“In this large population-based study including over 9,000 multiple myeloma patients and 35,000 matched controls, we found that bacterial and viral infections represent a major threat to myeloma patients,” reported a team of Swedish researchers led by Cecilie Blimark, MD, of the Sahlgrenska University Hospital’s Hematology Department, in Gothenburg, Sweden. “We found the risk of specific infections like pneumonia and septicemia to be over 10 times higher in patients than in controls during the first year after multiple myeloma diagnosis.”
No large population-based evaluation had been made prior to this study to assess the risk of infections in MM patients compared to the normal population. The median age of patients at diagnosis and controls was 72 years (range, 25-101 years for each group).
At 1 year after diagnosis, 22% of myeloma patients had died from infections, Dr. Blimark noted.
Overall, MM patients had a seven-fold (HR 7.1; 95% CI, 6.8-7.4) risk of developing any infection compared to matched controls, Dr. Blimark reported.

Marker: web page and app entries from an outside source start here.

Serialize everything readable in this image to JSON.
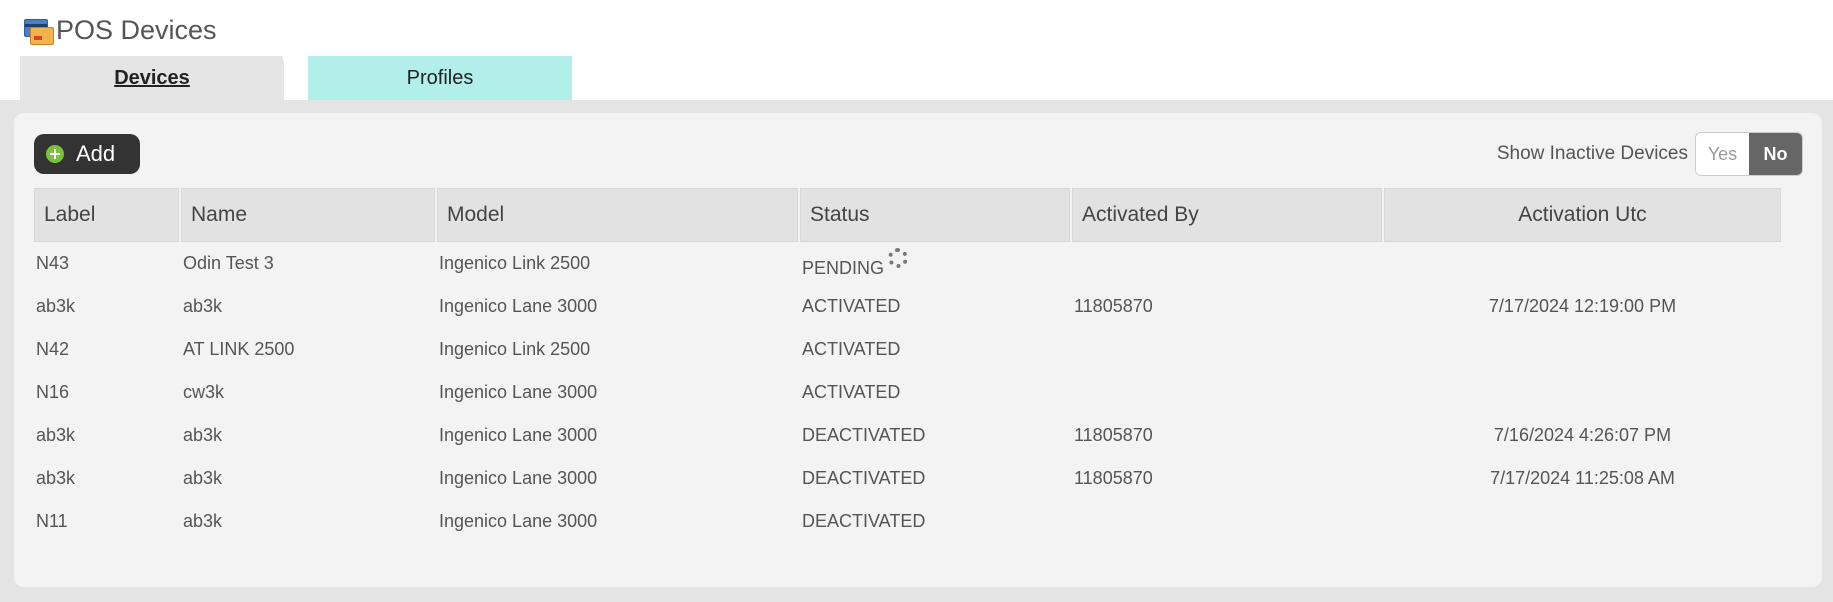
{
  "header": {
    "title": "POS Devices",
    "icon": "pos-devices-icon"
  },
  "tabs": [
    {
      "label": "Devices",
      "active": true
    },
    {
      "label": "Profiles",
      "active": false
    }
  ],
  "toolbar": {
    "add_label": "Add",
    "add_icon": "plus-circle-icon"
  },
  "inactive_filter": {
    "label": "Show Inactive Devices",
    "yes": "Yes",
    "no": "No",
    "selected": "No"
  },
  "table": {
    "columns": [
      "Label",
      "Name",
      "Model",
      "Status",
      "Activated By",
      "Activation Utc"
    ],
    "rows": [
      [
        "N43",
        "Odin Test 3",
        "Ingenico Link 2500",
        "PENDING",
        "",
        ""
      ],
      [
        "ab3k",
        "ab3k",
        "Ingenico Lane 3000",
        "ACTIVATED",
        "11805870",
        "7/17/2024 12:19:00 PM"
      ],
      [
        "N42",
        "AT LINK 2500",
        "Ingenico Link 2500",
        "ACTIVATED",
        "",
        ""
      ],
      [
        "N16",
        "cw3k",
        "Ingenico Lane 3000",
        "ACTIVATED",
        "",
        ""
      ],
      [
        "ab3k",
        "ab3k",
        "Ingenico Lane 3000",
        "DEACTIVATED",
        "11805870",
        "7/16/2024 4:26:07 PM"
      ],
      [
        "ab3k",
        "ab3k",
        "Ingenico Lane 3000",
        "DEACTIVATED",
        "11805870",
        "7/17/2024 11:25:08 AM"
      ],
      [
        "N11",
        "ab3k",
        "Ingenico Lane 3000",
        "DEACTIVATED",
        "",
        ""
      ]
    ]
  },
  "colors": {
    "profiles_tab": "#b3efea",
    "add_button": "#333333",
    "toggle_selected": "#666666"
  }
}
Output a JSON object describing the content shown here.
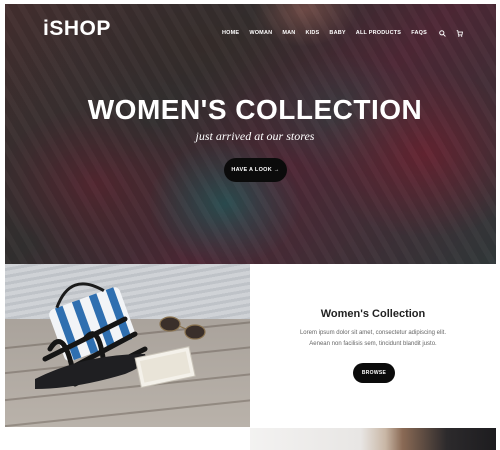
{
  "header": {
    "logo": "iSHOP",
    "nav": [
      "HOME",
      "WOMAN",
      "MAN",
      "KIDS",
      "BABY",
      "ALL PRODUCTS",
      "FAQS"
    ],
    "icons": [
      "search-icon",
      "cart-icon"
    ]
  },
  "hero": {
    "title": "WOMEN'S COLLECTION",
    "subtitle": "just arrived at our stores",
    "button": "HAVE A LOOK →"
  },
  "promo": {
    "title": "Women's Collection",
    "text_line1": "Lorem ipsum dolor sit amet, consectetur adipiscing elit.",
    "text_line2": "Aenean non facilisis sem, tincidunt blandit justo.",
    "button": "BROWSE"
  },
  "colors": {
    "button_bg": "#0b0b0b",
    "text_light": "#ffffff",
    "promo_title": "#222222",
    "promo_text": "#666666"
  }
}
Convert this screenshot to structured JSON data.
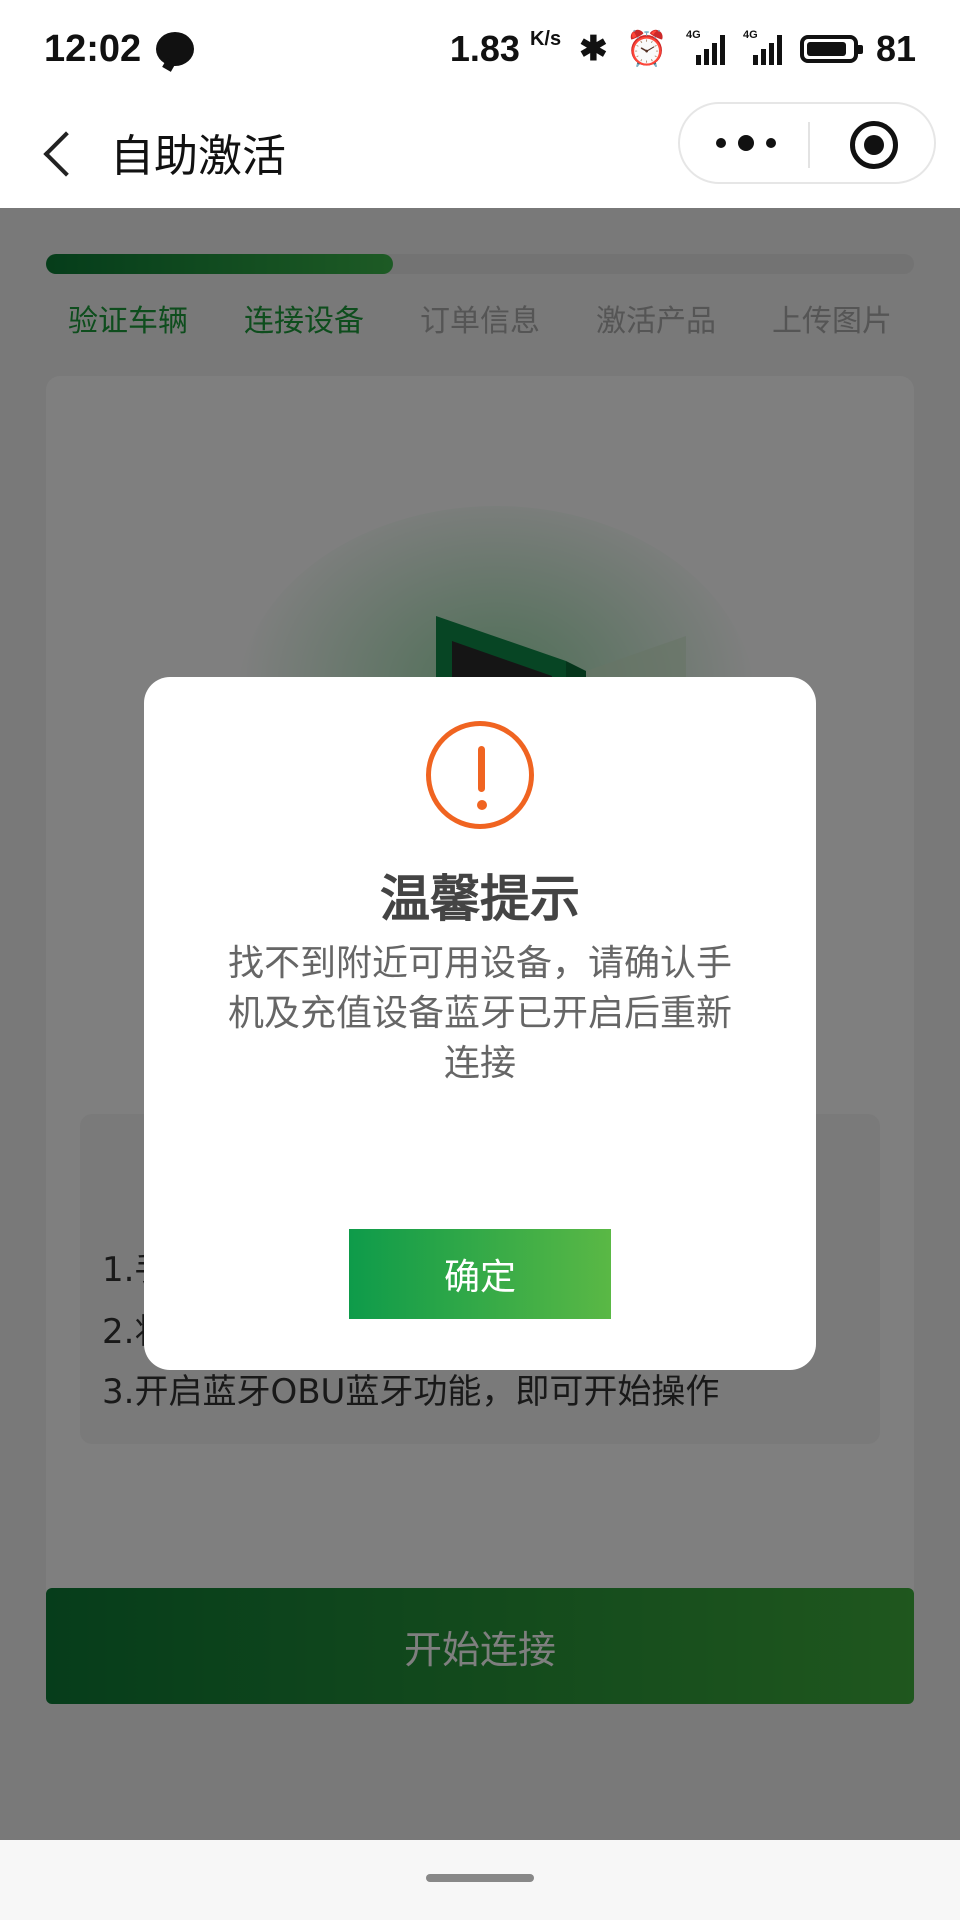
{
  "status_bar": {
    "time": "12:02",
    "speed": "1.83",
    "speed_unit": "K/s",
    "network_1": "4G",
    "network_2": "4G",
    "battery": "81"
  },
  "nav": {
    "title": "自助激活"
  },
  "progress": {
    "fraction": 0.4
  },
  "steps": [
    {
      "label": "验证车辆",
      "done": true
    },
    {
      "label": "连接设备",
      "done": true
    },
    {
      "label": "订单信息",
      "done": false
    },
    {
      "label": "激活产品",
      "done": false
    },
    {
      "label": "上传图片",
      "done": false
    }
  ],
  "instructions": {
    "line1": "1.手",
    "line2": "2.将",
    "line3": "3.开启蓝牙OBU蓝牙功能，即可开始操作"
  },
  "start_button": "开始连接",
  "modal": {
    "title": "温馨提示",
    "message": "找不到附近可用设备，请确认手机及充值设备蓝牙已开启后重新连接",
    "confirm": "确定"
  },
  "colors": {
    "accent_green": "#1c9b3a",
    "warning_orange": "#f06421"
  }
}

Risk of infection is worse during the first year after diagnosis (HR 11.6; 95% CI 10.6-12.7). Male sex and older age were associated with greater elevations in infection risk among MM patients (P<0.001 for each correlation).
The increased risk of developing a bacterial infection was seven-fold (HR 7.1; 95% CI 6.8-7.4) and ten-fold for viral infections (HR 10.0; 95% CI 8.9-11.4), compared to controls.
When rates of specific infection types were analyzed, MM patients had an increased risk (P<0.05) for septicemia (HR 15.6), meningitis (HR 16.6), cellulitis (HR 3.0), osteomyelitis (HR 3.5), endocarditis (HR 5.3), pneumonia (HR 7.7), and pyelonephritis (HR 2.9). For viral infections, influenza (HR 6.1) and herpes zoster (HR 14.8) were significantly higher among MM patients than controls, the authors reported.
“The risk of infections was highest during the first year after diagnosis; the risk of bacterial infections was 11-fold (HR 11.5; 95% CI 10.4-12.7) and the risk of viral infections was 18-fold (HR 17.6; 95% CI 13.1-23.8) higher compared to controls during the first year after diagnosis,” the authors reported.
Infection risk for MM patients has increased over recent years; compared to rates for 1986-1993, MM patients had a 1.6-fold (95% CI 1.5-1.7) increase in infection risk during 1994-1999 and a 2-fold (95% CI 1.9-2.1) increase in risk during 2000-2004, Dr. Blimark noted. The infection-risk HRs for myeloma patients during these three periods were 5.7, 7.0, and 8.9.
“The effect on infectious complications due to novel drugs in the treatment of MM needs to be established and trials on prophylactic measures are required,” they concluded.